2017 - Ongoing
England, United Kingdom; City of London, England, United Kingdom; Southampton, England, United Kingdom; Portsmouth, England, United Kingdom; Wigan, England, United Kingdom; Brighton, England, United Kingdom; Carlisle, England, United Kingdom; Romford, England, United Kingdom
Being a Mod is all about individuality and self-expression. It is about striving to be different and yet a desire to be accepted. Although this is still similar today, individuals have modernised their style of Mod through the collective memories of others, including original stories or materiality of the past.
Over the past 50 years, the Mod culture has been adapting and evolving with each generation. Previously a male dominant subculture, the changes are demonstrated with the increasing visibility of women in subcultures and a greater female aspect in today's society. The absence of females from the class subcultural ethnographic studies has driver this two-year long project. This has expanded my own fascination of the Mod culture and allowed further investigation of the scene from a feminine perspective. The identity of women in this familiar scene has been a way of reconnecting with the subculture and discovering its new growth.

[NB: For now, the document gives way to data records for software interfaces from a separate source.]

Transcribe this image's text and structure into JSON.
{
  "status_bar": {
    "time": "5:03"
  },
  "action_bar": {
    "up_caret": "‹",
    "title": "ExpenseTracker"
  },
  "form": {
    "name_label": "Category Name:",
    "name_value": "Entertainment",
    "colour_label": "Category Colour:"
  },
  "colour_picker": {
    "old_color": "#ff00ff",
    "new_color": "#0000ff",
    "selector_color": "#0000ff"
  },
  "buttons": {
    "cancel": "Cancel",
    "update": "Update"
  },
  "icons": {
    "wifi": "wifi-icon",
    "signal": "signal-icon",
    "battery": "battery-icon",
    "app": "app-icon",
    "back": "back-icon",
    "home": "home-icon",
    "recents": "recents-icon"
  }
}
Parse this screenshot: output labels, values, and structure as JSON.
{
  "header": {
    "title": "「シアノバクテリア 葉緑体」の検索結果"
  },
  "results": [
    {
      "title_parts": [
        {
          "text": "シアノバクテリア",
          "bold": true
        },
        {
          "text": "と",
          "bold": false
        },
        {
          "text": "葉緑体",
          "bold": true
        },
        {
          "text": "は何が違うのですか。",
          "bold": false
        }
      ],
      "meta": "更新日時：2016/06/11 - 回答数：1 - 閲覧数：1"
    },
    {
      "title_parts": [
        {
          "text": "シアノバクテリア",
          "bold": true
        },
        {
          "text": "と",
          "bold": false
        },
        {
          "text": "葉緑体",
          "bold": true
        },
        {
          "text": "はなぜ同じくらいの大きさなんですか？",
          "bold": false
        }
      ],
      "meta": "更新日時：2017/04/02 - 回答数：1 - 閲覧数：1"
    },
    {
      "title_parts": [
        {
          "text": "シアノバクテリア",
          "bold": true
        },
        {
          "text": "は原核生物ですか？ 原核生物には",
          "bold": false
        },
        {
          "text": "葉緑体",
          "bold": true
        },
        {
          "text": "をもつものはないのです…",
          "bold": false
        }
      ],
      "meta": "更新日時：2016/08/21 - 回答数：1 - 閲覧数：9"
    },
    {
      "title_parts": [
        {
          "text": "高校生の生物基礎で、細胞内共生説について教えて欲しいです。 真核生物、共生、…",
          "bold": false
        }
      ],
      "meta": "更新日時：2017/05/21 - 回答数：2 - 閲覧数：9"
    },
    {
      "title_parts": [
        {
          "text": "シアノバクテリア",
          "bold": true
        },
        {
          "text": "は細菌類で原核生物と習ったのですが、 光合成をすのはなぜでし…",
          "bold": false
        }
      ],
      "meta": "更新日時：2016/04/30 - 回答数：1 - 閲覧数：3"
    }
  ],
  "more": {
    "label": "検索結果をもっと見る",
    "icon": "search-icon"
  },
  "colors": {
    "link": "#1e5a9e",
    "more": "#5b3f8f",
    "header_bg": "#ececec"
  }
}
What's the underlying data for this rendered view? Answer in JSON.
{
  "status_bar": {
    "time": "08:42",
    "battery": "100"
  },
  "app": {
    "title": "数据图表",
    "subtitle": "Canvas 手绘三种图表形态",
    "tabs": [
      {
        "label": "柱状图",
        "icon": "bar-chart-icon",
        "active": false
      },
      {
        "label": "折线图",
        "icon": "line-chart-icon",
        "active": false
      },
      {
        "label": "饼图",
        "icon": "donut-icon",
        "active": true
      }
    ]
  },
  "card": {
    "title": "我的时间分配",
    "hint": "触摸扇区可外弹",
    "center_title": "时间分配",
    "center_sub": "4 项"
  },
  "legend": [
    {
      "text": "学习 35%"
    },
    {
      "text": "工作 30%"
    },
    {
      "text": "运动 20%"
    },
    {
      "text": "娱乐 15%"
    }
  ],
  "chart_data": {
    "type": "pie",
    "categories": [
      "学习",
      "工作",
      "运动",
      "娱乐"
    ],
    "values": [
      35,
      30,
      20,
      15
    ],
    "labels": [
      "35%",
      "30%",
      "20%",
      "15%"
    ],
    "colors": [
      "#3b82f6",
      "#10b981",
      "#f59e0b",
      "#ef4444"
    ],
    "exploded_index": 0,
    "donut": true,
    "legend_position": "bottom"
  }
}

The portraits document the subject's confidence of belonging, whilst maintaining their personal identity through their chosen locations and particular style. The time and place of these images can appear anachronistic with the attempt to hold onto a period of time that no long exists. Mod Girls explore strong women who convey originality, youth and vibrant style, but most importantly it reveals their independent persona with a sense of belonging to a youth subculture group.